After earning her Bachelor of Arts magna cum laude from Loyola University Chicago, Melonie Johnson―aka #thewritinglush―taught high school English and Theatre for several years. An award winning author and a two-time RWA Golden Heart® finalist, she writes smart and funny contemporary romance and moonlights as an audiobook narrator under the pseudonym, Evelyn Eibhlin. She lives happily ever after with her husband, two redheaded daughters, a dog that’s more like a small horse, and a pair of hermit crabs. Getting Hot with the Scot is her debut novel.

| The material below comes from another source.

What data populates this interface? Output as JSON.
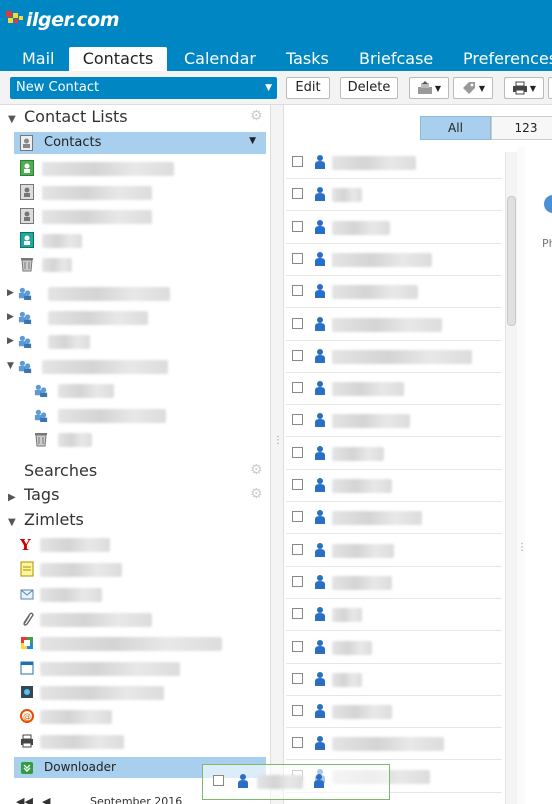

Find her on Twitter and Instagram at @MelonieJohnson
Getting Hot with the Scot by Melonie Johnson
IT’S TIME TO FLIRT WITH A MAN IN A KILT
Cassie Crow, a pop-culture reporter for a TV talk show, is focused on becoming a “serious” journalist. But when she stumbles into a kilted Highlander with a killer accent, Cassie decides that taking one night off from work and spending it with a sexy Scot couldn’t hurt. . .
Logan Reid has built a career on his charm, hosting a series of off-the-wall hijinks on the Web. But when the Scottish prankster meets the all-American, equal parts intelligent and irresistible Cassie, Logan realizes that one night of fun won’t be enough. Could it be that this career-focused, commitment-phobic couple is finally ready to take a chance at true and lasting love?